In Texas, municipalities are either categorized as general law cities or home rule cities; Mont Belvieu is organized as a home rule city.
General law cities tend to be smaller communities whose powers are limited to those specifically defined by state statute. If an authority has not been specifically granted, or the state has not implied that a community has an authority, they do not possess the authority to take action.
Cities that have populations of more than 5,000 have the option to adopt home rule charters. Voters must approve the charter and subsequent changes to it. For home rule municipalities, the state constitution and statutes only present limits to their authority, rather than permissions. Unlike general law cities, they can act unless the authority they wish to exercise is expressly prohibited or preempted by the state.
The Texas Supreme Court described the home rule doctrine in 1938 in Yellow Cab Transit Co. v. Tuck:
Clearly, the purpose of the constitutional amendment and the Enabling Act was to bestow upon all cities falling within the bracket of 5,000 inhabitants or more, the power of local self-government and full authority to do whatever the Legislature could theretofore have authorized the city to do.
When taking up Forwood v. City of Taylor, 10 years later they added:
The result is that now it is necessary to look to the acts of the legislature not for grants of power to such cities but only for limitations on their powers.
As a home rule city, Mont Belvieu had the authority to issue COs for public works projects, which includes municipal utilities, but the city needed to confirm from the court that a fiber optic network would be construed as a utility system or public works project in compliance with Texas Government Code. The code establishes the rules under which municipalities can issue public securities.
The city used established Texas case law to provide examples of how previous courts have viewed the meaning of “public works” and “utilities.” The court agreed with the city’s argument that a fiber optic network is a public improvement. Past case law had construed electric light plants as municipal utilities, even though they were not listed specifically in statute and the court considered the similarity valid. Mont Belvieu went on to cite the State Legislature, which codified the fact that connecting all residents is an important goal to the state.
Read the city’s Petition.
Read the Final Judgment.
Now There’s MB Link
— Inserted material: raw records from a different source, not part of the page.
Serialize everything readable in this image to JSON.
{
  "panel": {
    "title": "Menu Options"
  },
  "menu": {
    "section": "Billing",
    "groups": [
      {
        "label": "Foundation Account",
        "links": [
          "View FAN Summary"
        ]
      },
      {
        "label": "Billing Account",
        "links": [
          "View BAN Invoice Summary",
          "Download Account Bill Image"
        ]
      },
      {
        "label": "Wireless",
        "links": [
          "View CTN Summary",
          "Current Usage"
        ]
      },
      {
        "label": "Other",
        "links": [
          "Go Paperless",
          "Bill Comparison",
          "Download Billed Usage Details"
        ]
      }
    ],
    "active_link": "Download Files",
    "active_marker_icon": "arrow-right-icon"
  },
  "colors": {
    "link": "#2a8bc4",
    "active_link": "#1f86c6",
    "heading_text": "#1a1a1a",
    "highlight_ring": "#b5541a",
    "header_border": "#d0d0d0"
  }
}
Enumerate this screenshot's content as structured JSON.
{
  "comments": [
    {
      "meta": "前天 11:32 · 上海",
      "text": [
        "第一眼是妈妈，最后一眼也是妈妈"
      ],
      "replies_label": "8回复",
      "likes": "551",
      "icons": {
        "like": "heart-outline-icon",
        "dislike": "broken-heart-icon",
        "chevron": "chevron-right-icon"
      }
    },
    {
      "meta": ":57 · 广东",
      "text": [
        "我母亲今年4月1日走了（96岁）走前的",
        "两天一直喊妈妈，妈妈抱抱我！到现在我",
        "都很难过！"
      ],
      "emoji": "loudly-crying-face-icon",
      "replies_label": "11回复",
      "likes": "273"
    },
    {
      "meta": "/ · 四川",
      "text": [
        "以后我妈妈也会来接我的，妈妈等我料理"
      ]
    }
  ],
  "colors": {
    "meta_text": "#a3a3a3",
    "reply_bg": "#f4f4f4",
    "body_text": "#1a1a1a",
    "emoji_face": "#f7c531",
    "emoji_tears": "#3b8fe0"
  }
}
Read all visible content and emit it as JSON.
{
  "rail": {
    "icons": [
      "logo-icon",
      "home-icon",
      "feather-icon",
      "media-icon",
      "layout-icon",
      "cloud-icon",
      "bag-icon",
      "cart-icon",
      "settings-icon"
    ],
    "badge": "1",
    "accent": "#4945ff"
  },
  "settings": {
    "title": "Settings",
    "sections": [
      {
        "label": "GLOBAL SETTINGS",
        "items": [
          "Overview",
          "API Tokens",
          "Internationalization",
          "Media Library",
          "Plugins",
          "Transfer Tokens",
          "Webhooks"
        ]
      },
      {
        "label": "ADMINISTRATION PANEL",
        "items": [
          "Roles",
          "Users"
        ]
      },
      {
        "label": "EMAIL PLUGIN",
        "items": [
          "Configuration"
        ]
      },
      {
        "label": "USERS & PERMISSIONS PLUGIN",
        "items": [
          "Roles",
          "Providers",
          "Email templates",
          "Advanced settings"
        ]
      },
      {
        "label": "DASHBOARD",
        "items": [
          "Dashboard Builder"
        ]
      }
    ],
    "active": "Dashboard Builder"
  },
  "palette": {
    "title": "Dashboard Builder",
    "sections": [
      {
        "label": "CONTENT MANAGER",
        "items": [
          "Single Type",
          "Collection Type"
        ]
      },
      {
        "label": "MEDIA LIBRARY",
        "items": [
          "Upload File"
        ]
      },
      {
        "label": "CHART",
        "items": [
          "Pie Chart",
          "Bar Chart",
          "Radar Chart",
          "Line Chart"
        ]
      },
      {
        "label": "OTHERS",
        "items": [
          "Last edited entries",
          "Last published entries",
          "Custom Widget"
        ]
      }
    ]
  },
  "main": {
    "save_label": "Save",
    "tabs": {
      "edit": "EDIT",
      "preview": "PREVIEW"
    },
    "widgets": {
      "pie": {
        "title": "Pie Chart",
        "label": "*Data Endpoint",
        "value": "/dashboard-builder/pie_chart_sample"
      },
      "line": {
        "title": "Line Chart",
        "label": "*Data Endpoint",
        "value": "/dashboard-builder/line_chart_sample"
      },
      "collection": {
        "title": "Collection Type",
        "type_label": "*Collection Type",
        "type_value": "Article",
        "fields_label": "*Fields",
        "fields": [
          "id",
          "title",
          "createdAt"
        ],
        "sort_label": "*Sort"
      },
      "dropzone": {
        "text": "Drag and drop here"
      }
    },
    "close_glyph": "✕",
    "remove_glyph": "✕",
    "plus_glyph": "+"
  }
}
The city offers MB Link for Internet access, but no voice or video services, in keeping with state restrictions. They suggest applications that allow subscribers to use their broadband service to make calls and to stream video. Mont Belvieu is still in the process of connecting residents within the city limits to the network; next, they plan to begin connecting businesses. Residents can sign up for symmetrical gigabit Internet access for $75 per month and a one-time $150 installation fee and deposit.
For a discussion about the network, check out episode 326 of the Community Broadband Bits podcast. In addition to Nathan Watkins, Christopher spoke with Assistant City Manager Scott Swigert, Dwight Thomas who is Director of Broadband and IT, and Mont Belvieu Marketing and Communications Director Brian Ligon.
Changing the Course in Texas
Other Texas communities who have heard about Mont Belvieu’s new network and their court decision have reached out to city officials to learn more. Now that the question of home rule authority has been addressed regarding deploying and funding deployment of broadband infrastructure in Texas, the door is open for more towns like Mont Belvieu to consider publicly owned options. The folks in Mont Belvieu are ready to share their discoveries.
If they don’t believe it, they should try it for themselves and their community. It can be done. And if you need to try it, come on down. We’ll let you hop on the network and test the speed for yourself. You’ll be surprised what a city with some “can do” attitude can do.
Image of Mont Belvieu City Hall courtesy of their Facebook page.